With a PC/EC configuration option, you can now deploy Hazelcast’s distributed version of these concurrency tools --- IAtomicLong, IAtomicReference, and ILock --- and get identical correctness guarantees relative to what they provide when being used by a regular single-server Java program.
Hazelcast’s PC/EC configuration performs distributed agreement on data structure state via the Raft consensus protocol. Raft is known for achieving strong availability. Even when a network partition occurs, the majority of servers can remain available (the consistency guarantee only requires that the minority partition must lose availability).
Separately from the consistency issue, another well-known problem with distributed implementations of lock data structures is liveness. A server can acquire the lock and then fail for an indefinite period of time while holding the lock. Meanwhile the rest of the distributed system remains alive, but unable to acquire the lock and make progress. Therefore, in practice, distributed locks typically include timeouts, in order to prevent servers that fail while holding the lock from causing the rest of the system to stall indefinitely. Unfortunately, as soon as it is possible for a lock to timeout, it is possible for a process to get timed out while holding the lock, and yet be temporarily unaware that the lock timed out. In such a scenario, it is possible for two different processes to concurrently believe they have the lock, and perform concurrent side-effects that the lock was designed to prevent. Hazelcast’s distributed lock implementation includes a fencing mechanism which enables downstream code --- code that is designed to be run while locks are being held --- to participate in the locking protocol and be able to distinguish which process is correct when multiple processes concurrently believe that they hold the lock.

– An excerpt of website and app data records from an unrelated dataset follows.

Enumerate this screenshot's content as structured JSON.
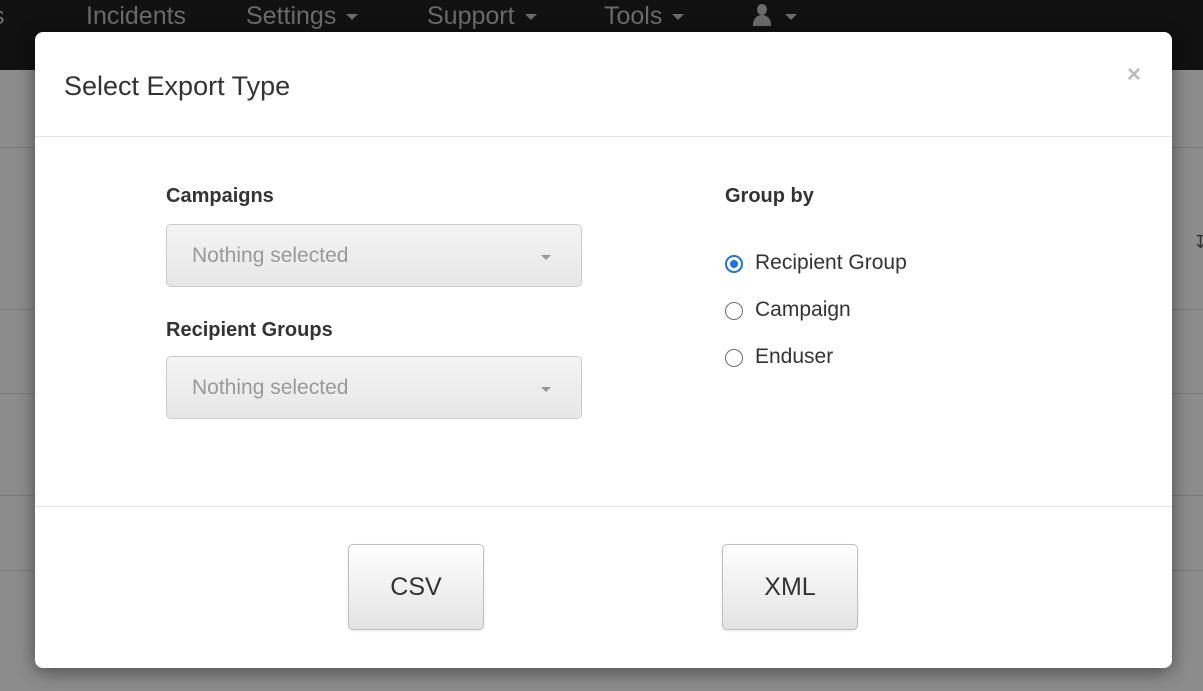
{
  "background": {
    "nav": {
      "items": [
        "s",
        "Incidents",
        "Settings",
        "Support",
        "Tools"
      ]
    }
  },
  "modal": {
    "title": "Select Export Type",
    "close_symbol": "×",
    "campaigns": {
      "label": "Campaigns",
      "value": "Nothing selected"
    },
    "recipient_groups": {
      "label": "Recipient Groups",
      "value": "Nothing selected"
    },
    "group_by": {
      "label": "Group by",
      "options": [
        {
          "label": "Recipient Group",
          "checked": true
        },
        {
          "label": "Campaign",
          "checked": false
        },
        {
          "label": "Enduser",
          "checked": false
        }
      ]
    },
    "buttons": {
      "csv": "CSV",
      "xml": "XML"
    }
  },
  "colors": {
    "accent": "#1a73e8",
    "overlay": "#8c8c8c",
    "navbar": "#111111"
  },
  "icons": {
    "close": "close-icon",
    "dropdown": "chevron-down-icon",
    "user": "user-icon"
  }
}
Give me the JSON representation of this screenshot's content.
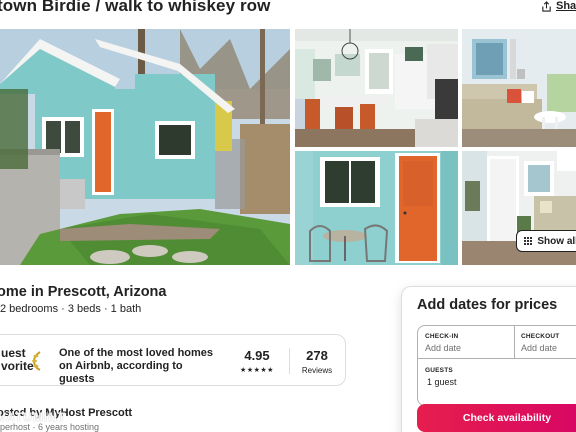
{
  "listing": {
    "title": "town Birdie / walk to whiskey row",
    "share_label": "Shar",
    "show_all_label": "Show all p",
    "subtitle": "ome in Prescott, Arizona",
    "details": "2 bedrooms · 3 beds · 1 bath"
  },
  "guest_favorite": {
    "badge_line1": "uest",
    "badge_line2": "vorite",
    "text": "One of the most loved homes on Airbnb, according to guests",
    "rating": "4.95",
    "stars": "★★★★★",
    "reviews_count": "278",
    "reviews_label": "Reviews"
  },
  "host": {
    "line": "osted by MyHost Prescott",
    "sub": "perhost · 6 years hosting"
  },
  "booking": {
    "title": "Add dates for prices",
    "checkin_label": "CHECK-IN",
    "checkin_value": "Add date",
    "checkout_label": "CHECKOUT",
    "checkout_value": "Add date",
    "guests_label": "GUESTS",
    "guests_value": "1 guest",
    "cta": "Check availability"
  },
  "watermark": "VATUMINT",
  "colors": {
    "cta_start": "#e61e4d",
    "cta_end": "#d70466",
    "house_teal": "#7fc9c9",
    "door_orange": "#e0662c"
  },
  "icons": {
    "share": "share-icon",
    "grid": "grid-icon",
    "laurel": "laurel-icon"
  }
}
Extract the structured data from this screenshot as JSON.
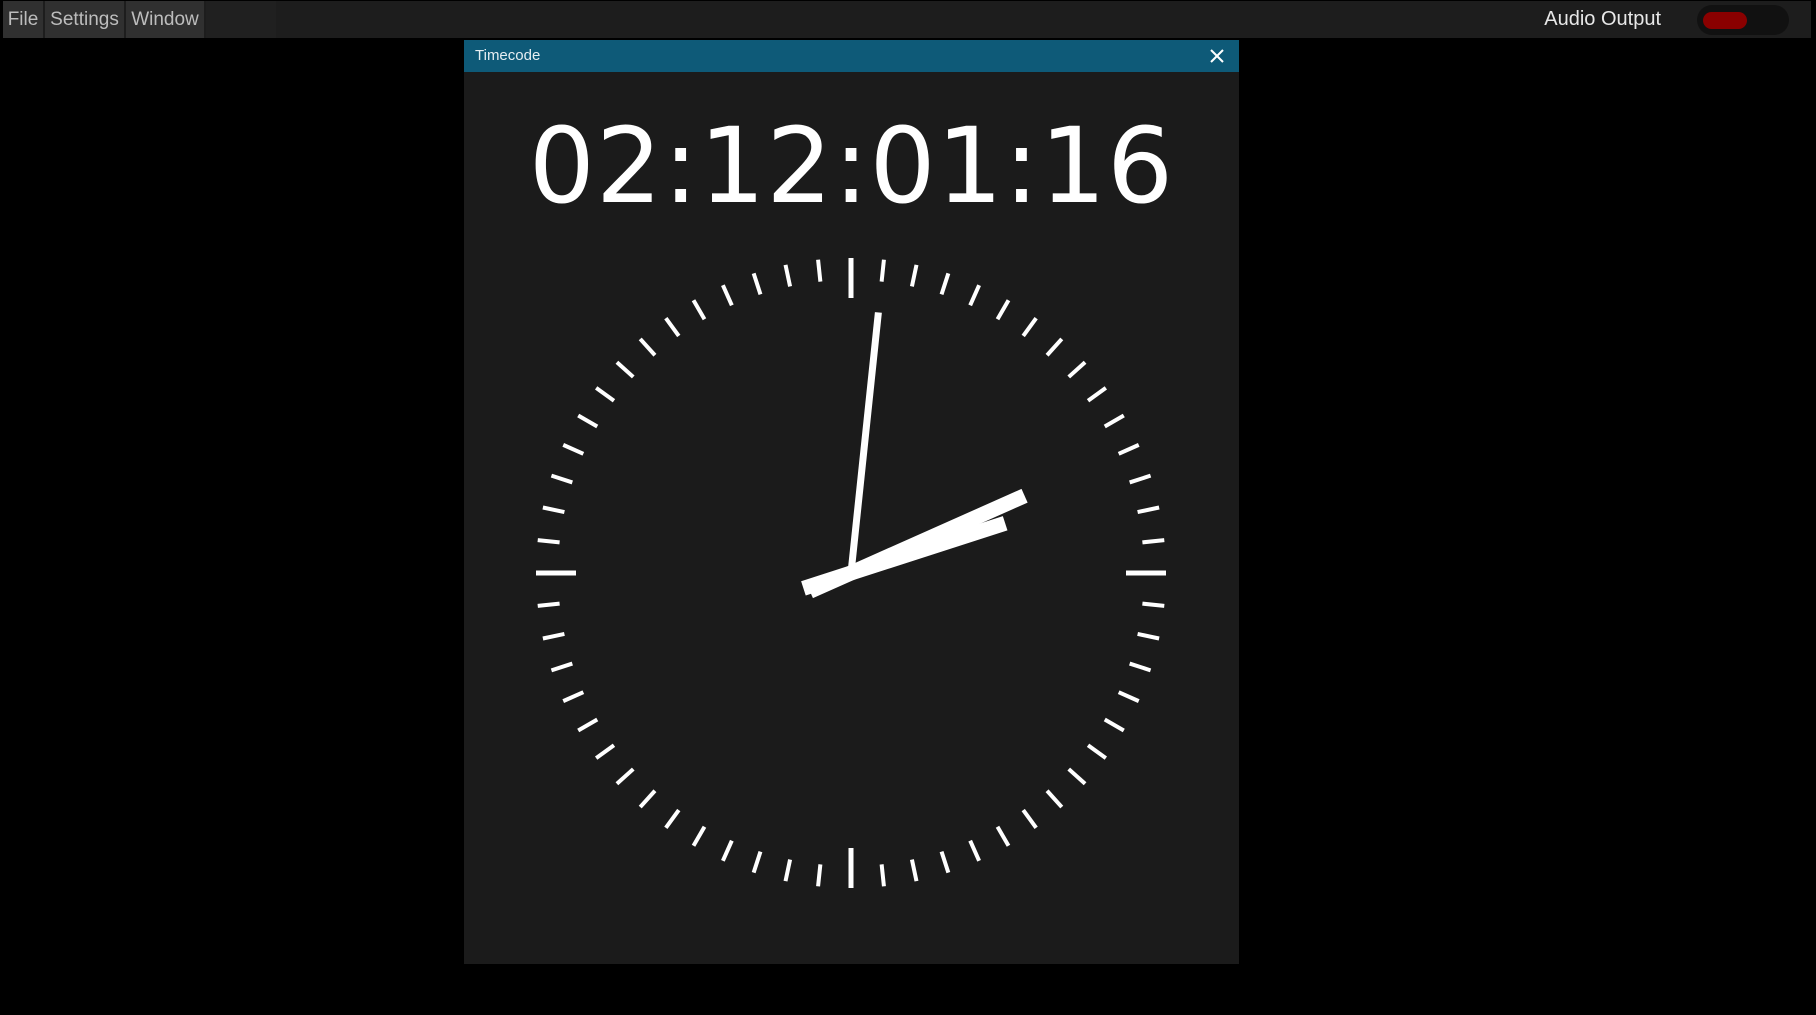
{
  "menubar": {
    "items": [
      {
        "label": "File"
      },
      {
        "label": "Settings"
      },
      {
        "label": "Window"
      }
    ],
    "audio_output_label": "Audio Output",
    "audio_output_state": "off",
    "audio_toggle_color": "#8a0000"
  },
  "panel": {
    "title": "Timecode",
    "close_icon": "close-icon",
    "header_color": "#0e5a78"
  },
  "timecode": {
    "display": "02:12:01:16",
    "hours": 2,
    "minutes": 12,
    "seconds": 1,
    "frames": 16
  },
  "clock": {
    "type": "analog",
    "hand_color": "#ffffff"
  }
}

As far as the PA/EL option in Hazelcast, they have recently added PN Counters --- a CRDT counter implementation that enables some correctness guarantees despite the potential for inconsistent reads. In particular, when there is no consistency guarantee, it is possible for a server to read a stale value of the counter. For example, process A may update the value of a counter from 4 to 5. Afterwards, process B sees the stale value of the counter (4) and also adds one to it (to get 5). In versions of Hazelcast prior to 3.10, the final value of the counter --- even after whatever event caused the inconsistency is resolved --- would be 5. In other words, one of the two increments of the counter would be lost. With PN Counters (introduced in Hazelcast 3.10), the counter state will eventually converge to the correct value (in this case --- 6 --- that reflects the value after two increments to an initial value of 4). PN Counters also support decrements of the counter (in addition to increments), and guarantees (1) read-your-own-writes and (2) monotonic reads in addition to (3) what I described above --- the eventual convergence of the counter value to the correct value.
Furthermore, inconsistent reads in Hazelcast prior to version 3.10 --- under PA/EC or PA/EL configurations --- could potentially result in duplicate IDs being generated. Hazelcast 3.10 introduced Flake ID generators which guarantee global unique IDs even in the absence of a global consistency guarantee.